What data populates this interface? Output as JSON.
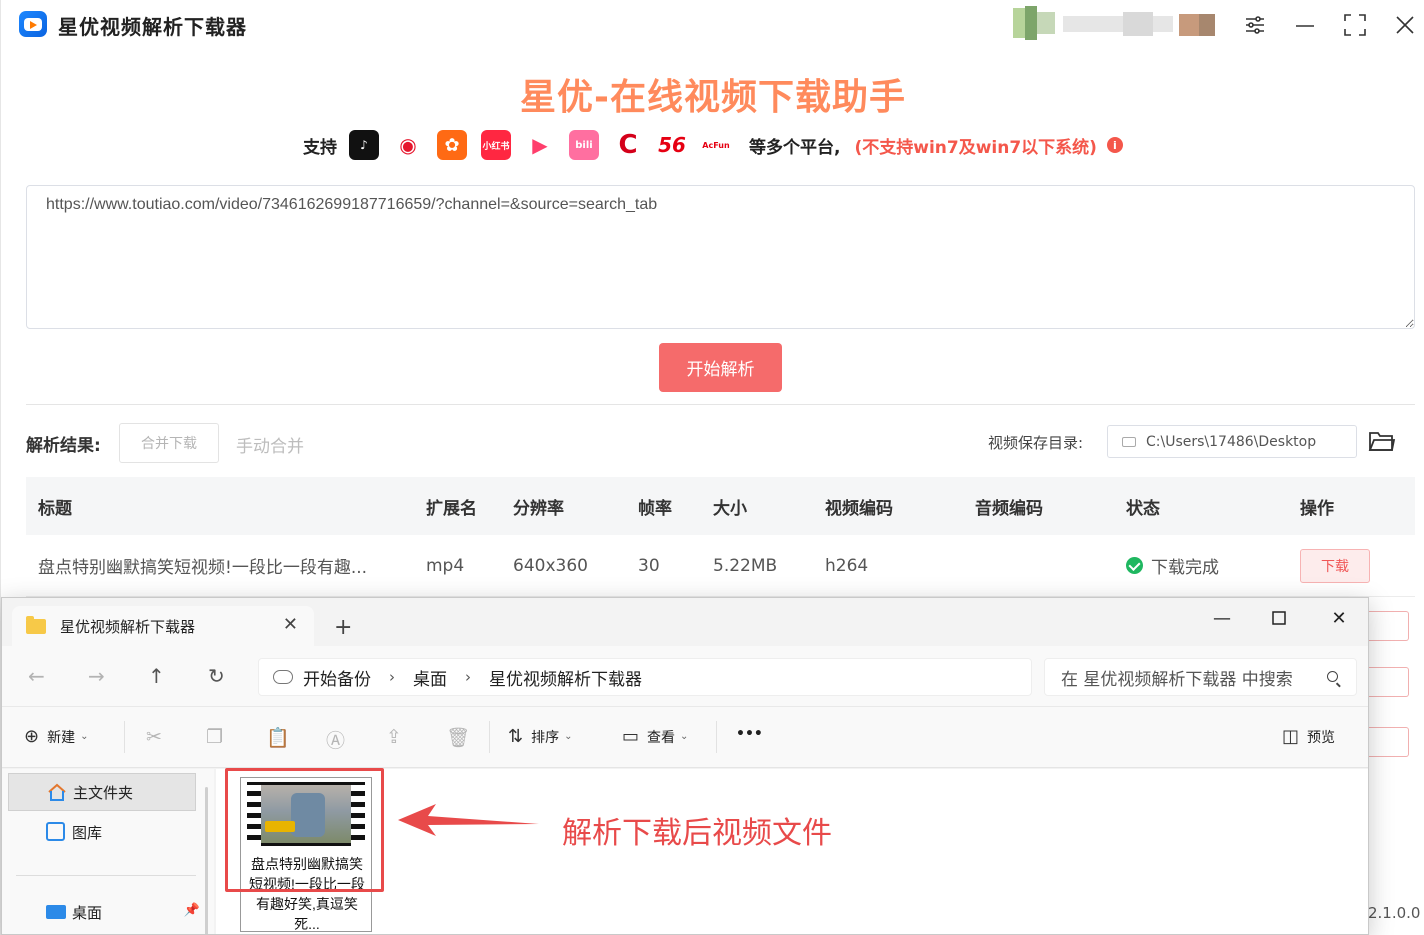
{
  "app": {
    "title": "星优视频解析下载器",
    "headline": "星优-在线视频下载助手",
    "support_label": "支持",
    "support_more": "等多个平台,",
    "support_warning": "(不支持win7及win7以下系统)",
    "platforms": [
      {
        "name": "tiktok-icon",
        "color": "#111111",
        "glyph": "♪"
      },
      {
        "name": "weibo-icon",
        "color": "#f5a623",
        "glyph": "◉"
      },
      {
        "name": "kuaishou-icon",
        "color": "#ff6a14",
        "glyph": "✿"
      },
      {
        "name": "xiaohongshu-icon",
        "color": "#ff2741",
        "glyph": "小红书"
      },
      {
        "name": "xigua-icon",
        "color": "#ffffff",
        "glyph": "▶"
      },
      {
        "name": "bilibili-icon",
        "color": "#ff6fa0",
        "glyph": "bili"
      },
      {
        "name": "cntv-icon",
        "color": "#ffffff",
        "glyph": "C"
      },
      {
        "name": "56-icon",
        "color": "#ffffff",
        "glyph": "56"
      },
      {
        "name": "acfun-icon",
        "color": "#ffffff",
        "glyph": "AcFun"
      }
    ],
    "url_value": "https://www.toutiao.com/video/7346162699187716659/?channel=&source=search_tab",
    "parse_button": "开始解析",
    "result_label": "解析结果:",
    "merge_download": "合并下载",
    "manual_merge": "手动合并",
    "save_dir_label": "视频保存目录:",
    "save_dir_value": "C:\\Users\\17486\\Desktop",
    "version": "2.1.0.0",
    "colors": {
      "accent": "#f56b6b",
      "headline": "#ff8a5c",
      "success": "#1fb760"
    }
  },
  "table": {
    "headers": {
      "title": "标题",
      "ext": "扩展名",
      "resolution": "分辨率",
      "fps": "帧率",
      "size": "大小",
      "vcodec": "视频编码",
      "acodec": "音频编码",
      "status": "状态",
      "op": "操作"
    },
    "rows": [
      {
        "title": "盘点特别幽默搞笑短视频!一段比一段有趣...",
        "ext": "mp4",
        "resolution": "640x360",
        "fps": "30",
        "size": "5.22MB",
        "vcodec": "h264",
        "acodec": "",
        "status": "下载完成",
        "op": "下载"
      }
    ]
  },
  "explorer": {
    "tab_title": "星优视频解析下载器",
    "breadcrumb": [
      "开始备份",
      "桌面",
      "星优视频解析下载器"
    ],
    "search_placeholder": "在 星优视频解析下载器 中搜索",
    "toolbar": {
      "new": "新建",
      "sort": "排序",
      "view": "查看",
      "more": "•••",
      "preview": "预览"
    },
    "sidebar": {
      "home": "主文件夹",
      "gallery": "图库",
      "desktop": "桌面"
    },
    "file": {
      "name": "盘点特别幽默搞笑短视频!一段比一段有趣好笑,真逗笑死..."
    }
  },
  "annotation": {
    "text": "解析下载后视频文件"
  }
}
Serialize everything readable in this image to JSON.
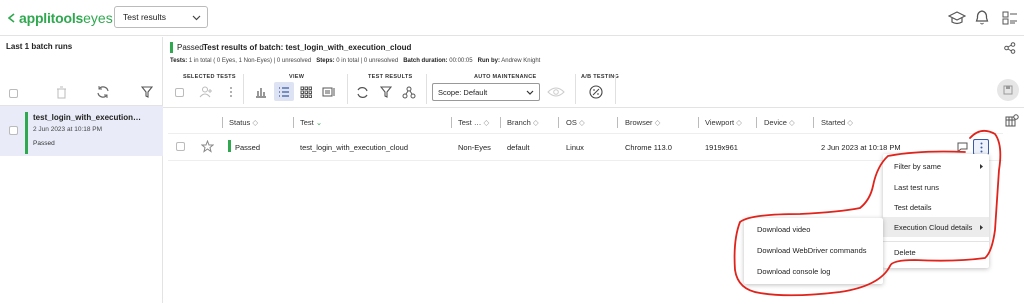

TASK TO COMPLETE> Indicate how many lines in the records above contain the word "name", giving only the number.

ANSWER FOR THE TASK> 10